The Authentication interface is responsible for representing the authentication request event and storing details about the entity requesting access to the application. The information related to the authentication request event can be utilized both during and after the authentication process. The user requesting access to the application is commonly referred to as the principal. It is worth noting that in the Java Security API, an interface called Principal represents the same concept as the principal in Spring Security.

Now, let's talk about the user details interfaces. The UserDetails interface describes the user as seen by Spring Security. The UserDetailsService interface is used to retrieve user details by username, and the UserDetailsManager interface extends UserDetailsService and adds behavior related to creating, changing, or deleting a user.

Spring Security provides a few implementations of the UserDetailsManager contract, such as InMemoryUserDetailsManager, JdbcUserDetailsManager, and LdapUserDetailsManager. The JdbcUserDetailsManager has the advantage of directly using JDBC and does not lock the application into other frameworks.

And what is the password encoder? The password encoder helps manage passwords, which the authentication provider uses in the authentication logic.

The security context keeps the authentication data after the authentication process. Think of it like a security officer who keeps track of who is authorized to enter a high-security government facility.

You can use three strategies to manage the security context:


Access from different threads to the security context details works differently depending on the mode you choose.

Here's an analogy that might help explain how the different components of Spring Security work together:

Imagine you are trying to enter a high-security government facility. As you approach the gate, you are stopped by a security officer. The security officer is the authentication filter in this scenario, as they are the first line of defense and are responsible for checking your credentials.

The security officer will ask you for your identification, which is the first step in the authentication process. Your identification is checked against a list of authorized personnel, which is similar to the user details service. If your identification matches an authorized person on the list, you will be allowed to proceed to the next stage of the authentication process.

At this stage, you will be asked to provide a password or some other form of authentication, similar to the second stage of the Spring Security authentication process. Once you provide your password, it is hashed and compared to the hashed password stored in the database. The process of hashing and comparing the passwords is similar to the password encoder in Spring Security.
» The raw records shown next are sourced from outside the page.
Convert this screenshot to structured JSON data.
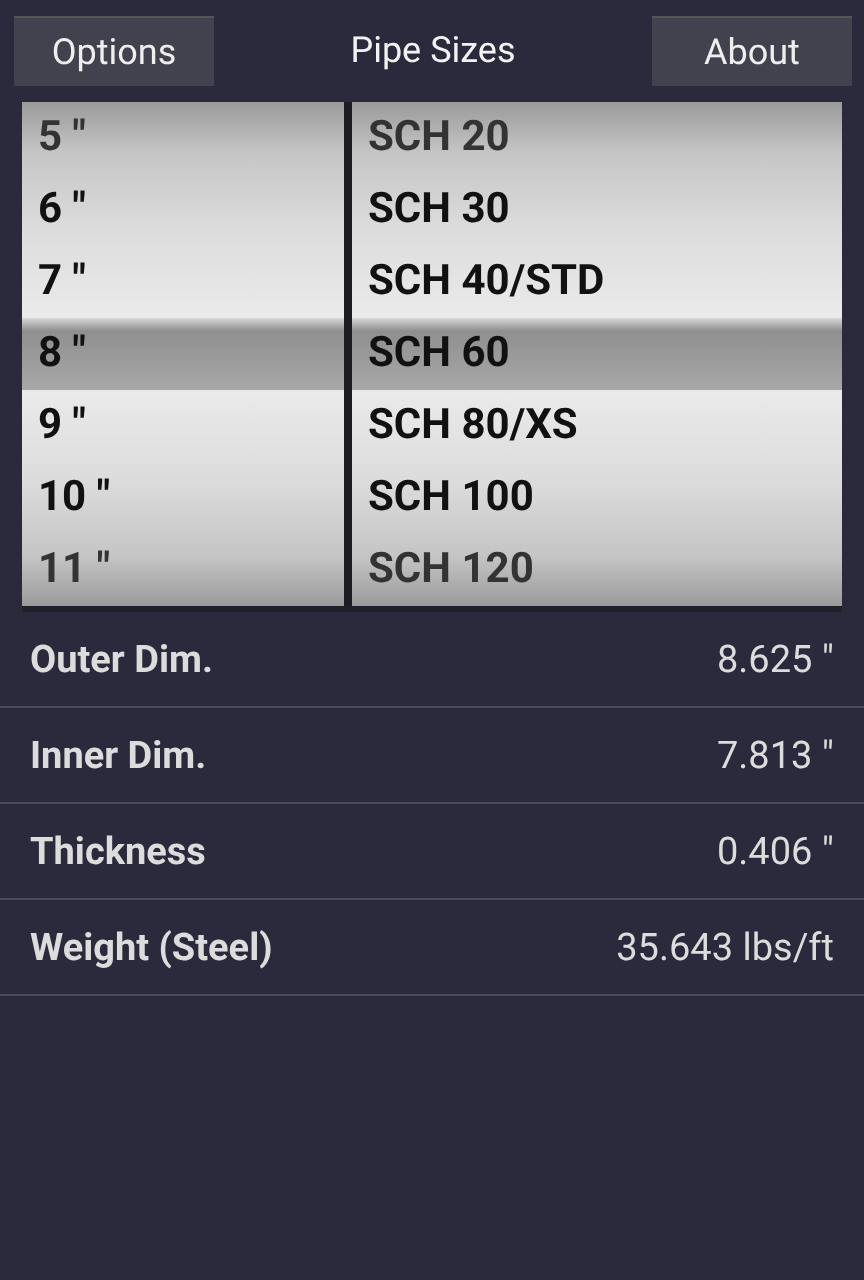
{
  "header": {
    "left_button": "Options",
    "title": "Pipe Sizes",
    "right_button": "About"
  },
  "picker": {
    "sizes": [
      {
        "label": "5 \"",
        "selected": false
      },
      {
        "label": "6 \"",
        "selected": false
      },
      {
        "label": "7 \"",
        "selected": false
      },
      {
        "label": "8 \"",
        "selected": true
      },
      {
        "label": "9 \"",
        "selected": false
      },
      {
        "label": "10 \"",
        "selected": false
      },
      {
        "label": "11 \"",
        "selected": false
      }
    ],
    "schedules": [
      {
        "label": "SCH 20",
        "selected": false
      },
      {
        "label": "SCH 30",
        "selected": false
      },
      {
        "label": "SCH 40/STD",
        "selected": false
      },
      {
        "label": "SCH 60",
        "selected": true
      },
      {
        "label": "SCH 80/XS",
        "selected": false
      },
      {
        "label": "SCH 100",
        "selected": false
      },
      {
        "label": "SCH 120",
        "selected": false
      }
    ]
  },
  "details": [
    {
      "label": "Outer Dim.",
      "value": "8.625 \""
    },
    {
      "label": "Inner Dim.",
      "value": "7.813 \""
    },
    {
      "label": "Thickness",
      "value": "0.406 \""
    },
    {
      "label": "Weight (Steel)",
      "value": "35.643 lbs/ft"
    }
  ]
}
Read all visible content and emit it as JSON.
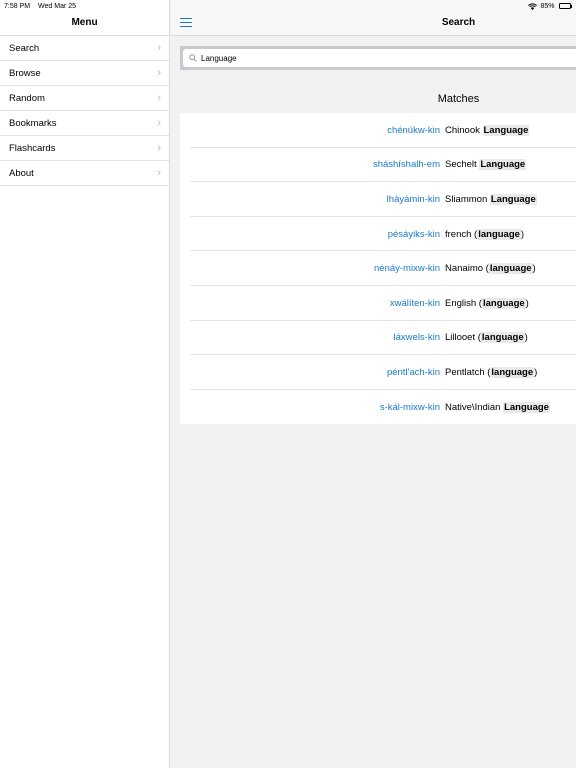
{
  "status_bar": {
    "time": "7:58 PM",
    "date": "Wed Mar 25",
    "battery": "85%",
    "battery_level": 0.85
  },
  "sidebar": {
    "title": "Menu",
    "items": [
      {
        "label": "Search"
      },
      {
        "label": "Browse"
      },
      {
        "label": "Random"
      },
      {
        "label": "Bookmarks"
      },
      {
        "label": "Flashcards"
      },
      {
        "label": "About"
      }
    ]
  },
  "nav": {
    "title": "Search"
  },
  "search": {
    "value": "Language",
    "placeholder": ""
  },
  "matches": {
    "title": "Matches",
    "results": [
      {
        "native": "chénúkw-kin",
        "english_pre": "Chinook ",
        "english_hl": "Language",
        "english_post": ""
      },
      {
        "native": "sháshíshalh-em",
        "english_pre": "Sechelt ",
        "english_hl": "Language",
        "english_post": ""
      },
      {
        "native": "lhàyámin-kin",
        "english_pre": "Sliammon ",
        "english_hl": "Language",
        "english_post": ""
      },
      {
        "native": "pésáyiks-kin",
        "english_pre": "french (",
        "english_hl": "language",
        "english_post": ")"
      },
      {
        "native": "nénáy-mixw-kin",
        "english_pre": "Nanaimo (",
        "english_hl": "language",
        "english_post": ")"
      },
      {
        "native": "xwálíten-kin",
        "english_pre": "English (",
        "english_hl": "language",
        "english_post": ")"
      },
      {
        "native": "láxwels-kin",
        "english_pre": "Lillooet (",
        "english_hl": "language",
        "english_post": ")"
      },
      {
        "native": "péntl'ach-kin",
        "english_pre": "Pentlatch (",
        "english_hl": "language",
        "english_post": ")"
      },
      {
        "native": "s-kál-mixw-kin",
        "english_pre": "Native\\Indian ",
        "english_hl": "Language",
        "english_post": ""
      }
    ]
  },
  "colors": {
    "accent": "#1a7ac4",
    "background": "#f2f2f2"
  }
}
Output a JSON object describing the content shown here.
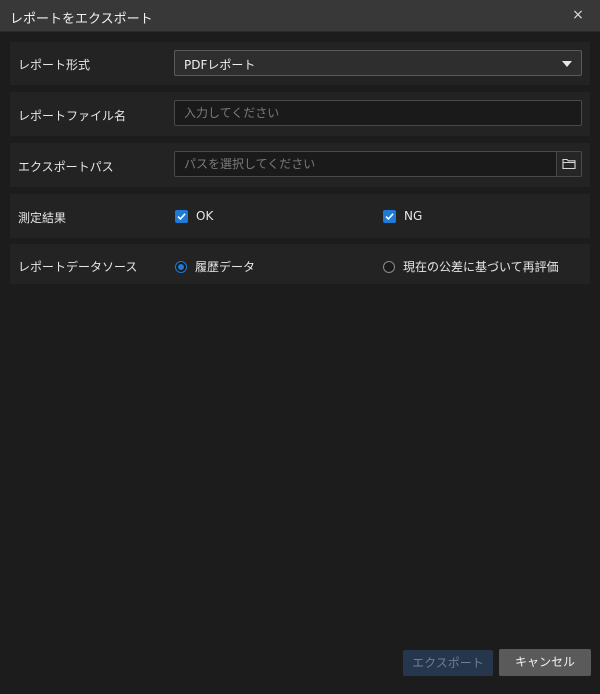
{
  "dialog": {
    "title": "レポートをエクスポート",
    "close_glyph": "×"
  },
  "report_format": {
    "label": "レポート形式",
    "selected": "PDFレポート"
  },
  "file_name": {
    "label": "レポートファイル名",
    "value": "",
    "placeholder": "入力してください"
  },
  "export_path": {
    "label": "エクスポートパス",
    "value": "",
    "placeholder": "パスを選択してください",
    "browse_icon": "folder-icon"
  },
  "measurement_result": {
    "label": "測定結果",
    "options": [
      {
        "label": "OK",
        "checked": true
      },
      {
        "label": "NG",
        "checked": true
      }
    ]
  },
  "data_source": {
    "label": "レポートデータソース",
    "options": [
      {
        "label": "履歴データ",
        "selected": true
      },
      {
        "label": "現在の公差に基づいて再評価",
        "selected": false
      }
    ]
  },
  "footer": {
    "export_label": "エクスポート",
    "cancel_label": "キャンセル"
  },
  "colors": {
    "accent": "#1e7ad6",
    "background": "#1c1c1c",
    "titlebar": "#383838",
    "export_disabled_bg": "#25364d",
    "cancel_bg": "#5a5a5a"
  }
}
If your password matches the hashed password in the database, you will be granted access to the facility. The security officer will record your identity and keep track of your movements while you are inside the facility. This is similar to the security context in Spring Security, which keeps track of the user's identity and authentication status while they are using the application.

Throughout the entire process, there is an authentication manager overseeing everything and making sure that each stage of the process is completed correctly. The authentication manager is similar to a supervisor in this scenario, ensuring that everything is working smoothly and that security is maintained.

I hope this has provided you with a better overall understanding of Spring Security.